Most medical malpractice cases involved misdiagnosis or delayed diagnosis. However, diagnostic errors are common in the medical field and medical professionals cannot always be held legally liable. For the case to be medical malpractice, there must be proven negligence and those negligent acts must lead directly to the patient’s harm. You also need to prove that there was a patient-doctor relationship—this part isn’t usually difficult. But proving there has been negligence can be a little more difficult. If a doctor or other medical professional contributed to a patient’s harm or injury due to their negligent actions, they can be vulnerable to a medical malpractice lawsuit. Generally, a person is required to act as any other reasonable person would have in the same situation. With medical malpractice, these cases can lead to a patient suffering further and even result in death. In this case, it may be a wrongful death lawsuit.

Dealing with Negligence

Diagnosis errors are not proof of negligence, but they can be a result of it. Even very experienced and careful doctors make mistakes. By law, doctors are not legally liable for mistakes. However, if there is negligence involved, that’s a different story. You’ll need to prove that the doctors did not act the way any other reasonable, competent medical professional under similar circumstances would act. For example, if the doctor concluded the correct diagnosis but failed to treat the patient, they may be guilty of negligence. In some cases of negligence, it may not the be doctor who acted negligently, but possibly another person involved in the process. For example, if the doctor was given the wrong test results, someone else may be held legally liable.


Misdiagnosis can be very dangerous. But for a legal case to be considered medical malpractice misdiagnosis, you must be able to prove negligence and that the misdiagnosis led to the patient’s harm or injury. If an illness or injury progressed beyond where it would have otherwise, there may also be a case for delayed diagnosis.

In most cases, misdiagnosis means missing a medical condition. But it can also mean that a patient was diagnosed or even treated for a medical condition they do not have. If a patient is able to prove that there was harm because of the misdiagnosis and that there was negligence involved in their diagnosis, they can be compensated. Sometimes the harm may be because of the stress and anxiety of going through medical treatments.

Delayed Diagnosis

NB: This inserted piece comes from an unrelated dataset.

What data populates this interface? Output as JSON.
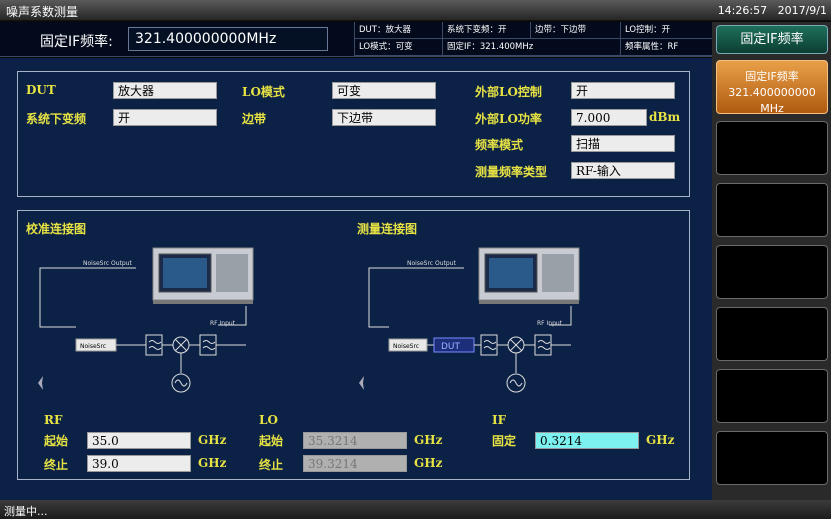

A delayed diagnosis means that a doctor eventually achieved the correct diagnosis but after a significant amount of time. If during that time the condition progressed beyond what it would have otherwise if it had been caught in a more timely manner, there may be a case for delayed diagnosis. In this case, you will also need to prove negligence.

If you have any questions concerning experiences you may have had with medical malpractice, contact us for a free consultation!